You have gas stomach pain constipation While youíre in withdrawal, your bowels may move less often than before. This constipation wonít last forever Ė itís just a part of withdrawal. Give your body a chance to adjust, and your bowel movements will be regular again.   Drink lots of water and eat high-fibre foods like fruits and vegetables.
You feel hungry Your brain is confusing a nicotine craving with a craving for food (hunger).

Your mouth isnít busy smoking, so you have the urge to eat to keep it busy.
2-4 weeks Eat healthy, balanced meals and snacks. Try crunchy, low calorie snacks like raw veggies, pretzels, popcorn, and fruit.

Drink lots of water.

You may also want to chew gum.
You crave another cigarette Your brain is begging for another hit of nicotine, a highly addictive drug. For most people, cravings are strongest in the first few days after quitting. Some people have cravings occasionally for months or years. Wait it out. Your strong craving will probably last just a few minutes. Try another activity - have a drink of water, take a walk, call a friend or use a nicotine replacement product (for example, NRT gum).

Also see the 4_d solution for handling cravings, below
Coping with cravings: the 4-D Solution

When you have the urge to smoke try the 4-D Solution:

1. Drink water

Drink lots of water. This flushes the nicotine and other chemicals out of your system faster. It can help to keep your mouth busy.

2. Deep breaths

Take a deep breath break instead of a smoke break. Take a few deep breaths. Hold the last one. Breathe out slowly.

3. Delay

As a smoker you were not always in control. You smoked when your body wanted nicotine. By delaying or holding off, you are calling the shots. Your craving for a cigarette will probably pass in a few minutes. Just wait and you can get through this.

4. Do something different

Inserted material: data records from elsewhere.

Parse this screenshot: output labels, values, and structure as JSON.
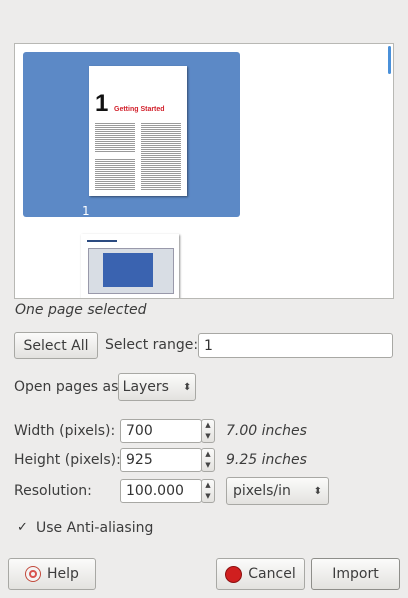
{
  "preview": {
    "thumbnails": [
      {
        "label": "1",
        "selected": true,
        "chapter_number": "1",
        "chapter_title": "Getting Started"
      },
      {
        "label": "",
        "selected": false
      }
    ]
  },
  "status_text": "One page selected",
  "select_all_label": "Select All",
  "select_range_label": "Select range:",
  "select_range_value": "1",
  "open_pages_as_label": "Open pages as",
  "open_pages_as_value": "Layers",
  "width": {
    "label": "Width (pixels):",
    "value": "700",
    "unit": "7.00 inches"
  },
  "height": {
    "label": "Height (pixels):",
    "value": "925",
    "unit": "9.25 inches"
  },
  "resolution": {
    "label": "Resolution:",
    "value": "100.000",
    "unit": "pixels/in"
  },
  "antialias": {
    "label": "Use Anti-aliasing",
    "checked": true
  },
  "buttons": {
    "help": "Help",
    "cancel": "Cancel",
    "import": "Import"
  },
  "icons": {
    "help": "help-lifebuoy-icon",
    "cancel": "stop-icon",
    "spin_up": "chevron-up-icon",
    "spin_down": "chevron-down-icon",
    "combo": "up-down-arrows-icon",
    "check": "checkmark-icon"
  },
  "colors": {
    "selection": "#5c89c6",
    "title_red": "#d21f2a",
    "background": "#edeceb"
  }
}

When a craving hits, it helps to change what you're doing. Step outside. Call a friend. Read a book. Do something different. Some people find it helpful to do something with their hands when a craving strikes like picking up their knitting project or squeezing a stress ball.